This is a parody of Henry Lawson’s ‘Captain of the Push’. I have collected the poem and fragments several times including Mick Edwards, Melbourne, 2003, and John Horwood, Croyden, Victoria. The Push refers to early 2oth. century Sydney street gangs., mostly based in The Rocks. They were larrikins, loud and sometimes dangerous to themselves and others. Lawson’s original poem took the mickey out of them. It has been suggested that Lawson also wrote the parody, which is also a masterpiece and surely the crown in the Australian bawdry treasure-trove. H. A. Lindsay, in an article in the literary magazine Quadrant (v. 5. 1957) suggested that Lawson actually wrote the bawdy version first and, needing money, cleaned it up as ‘The Captain of the Push’. Laycock offers a slightly different version in Best Bawdry. It appears the song was also known in New Zealand and appeared in The Songs We Sang: a collection of New Zealand Army and Service Ballads’ by Les Cleveland, 1959.

Here’s Your Youngest Child!
Major Bumsore
First version from Bushwhacker’s Band ‘practise tape’, circa late 1950s, supplied by Rob Willis. Second version Australian Folklore Unit file circa 1975. The Bushwhackers sang their version but the melody was indistinguishable. Bubby refers to breasts however the second version use is confused. One assumes the word is bubs and the origin of the more familiar term boobs.

The Old Gray Mare
Shiela Blige & Major Bumsore with The Celebrated Knockers & Knacker’s Band
Queensland University Hockey Club Songbook, circa 1960s.

The Hole In The Elephant’s Bottom
Major Bumsore & The Celebrated Knockers & Knacker’s Band
A music hall song from my grandmother, Polly Phillips, who knew quite a few bawdy ditties.

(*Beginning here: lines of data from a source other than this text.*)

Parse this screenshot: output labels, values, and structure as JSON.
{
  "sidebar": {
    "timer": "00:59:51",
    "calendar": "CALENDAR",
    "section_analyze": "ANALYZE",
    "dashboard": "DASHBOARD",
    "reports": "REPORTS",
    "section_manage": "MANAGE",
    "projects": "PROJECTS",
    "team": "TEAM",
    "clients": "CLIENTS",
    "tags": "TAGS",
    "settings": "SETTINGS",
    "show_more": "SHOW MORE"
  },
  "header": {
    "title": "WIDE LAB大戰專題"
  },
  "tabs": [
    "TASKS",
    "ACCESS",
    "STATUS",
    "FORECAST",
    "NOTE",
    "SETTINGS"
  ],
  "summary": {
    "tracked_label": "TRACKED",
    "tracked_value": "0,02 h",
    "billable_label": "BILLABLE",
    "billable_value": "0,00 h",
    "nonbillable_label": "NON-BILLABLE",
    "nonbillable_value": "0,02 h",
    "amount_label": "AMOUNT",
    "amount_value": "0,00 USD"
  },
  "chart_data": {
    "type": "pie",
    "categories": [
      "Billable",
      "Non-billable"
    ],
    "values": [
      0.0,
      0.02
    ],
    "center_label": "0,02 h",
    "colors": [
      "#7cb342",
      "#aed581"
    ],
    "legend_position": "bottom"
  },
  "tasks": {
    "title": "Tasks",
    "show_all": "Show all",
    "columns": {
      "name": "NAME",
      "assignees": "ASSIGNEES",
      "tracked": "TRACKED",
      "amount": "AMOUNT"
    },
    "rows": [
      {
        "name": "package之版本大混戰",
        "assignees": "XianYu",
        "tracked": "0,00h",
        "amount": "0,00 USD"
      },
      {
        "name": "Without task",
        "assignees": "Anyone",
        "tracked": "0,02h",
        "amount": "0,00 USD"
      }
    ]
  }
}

Bullocky Bill
Major Bumsore and Adre Rude with The Celebrated Knockers and Knackers Band.
From Mick Playford, Bathurst, 1987. A parody of one of the world’s most popular comedy series, The Beverley Hillbillies.

Maids Of Australia
Major Bumsore & The Larrikins
From the singing of Jim Cargill, Randwick, NSW, 1973. Original recording can be heard at NLA. I had been taping Jimmy’s sea song repertoire when I asked him if he knew any ‘naughty songs’. He was living in a boarding house and he got up, closed the windows and drew the blinds. I thought this was going to be really filthy but to my surprise it turned out to be a classic erotic folk song. It is interesting in as much as it is possibly the first song to mention a sexual encounter between a settler and indigenous woman.

A Is For Arse Holes
Major Bumsore & The Celebrated Knockers & Knacker’s Band
Paddy Dick, Wyoming, NSW.
Alphabetical and alphanumerical songs are a major part of the bawdy song tradition. Maybe it is because half-drunken singers can establish where the hell the song goes next if it is easier to follow. Whatever the case this is one of the most popular.

Major Bumsore & The Larrikins
Published in Mess Hall Songs & Rhymes of the RAAF. Shickered is a Yiddish word meaning drunk. The song is a relative of an extremely old ballad ‘Our Goodman’ and is also known as ‘Seven Nights Drunk’.

The Kings Cross Harlot’s Ball
Andre Rude & The Celebrated Knockers & Knacker’s Band
I live in the Sydney suburb of Potts Point, which includes Kings Cross. It’s the historic red-light district however those lights have dimmed considerably over the years. The locals talk about ‘Kings Cross Tennis” – when you walk down Darlinghurst Road you will hear the score – “Twenty, love.” “Sixty, love”, “Fifty, love”. Some versions of this song call for a drawn out refrain of ‘without her pants on’ after each verse.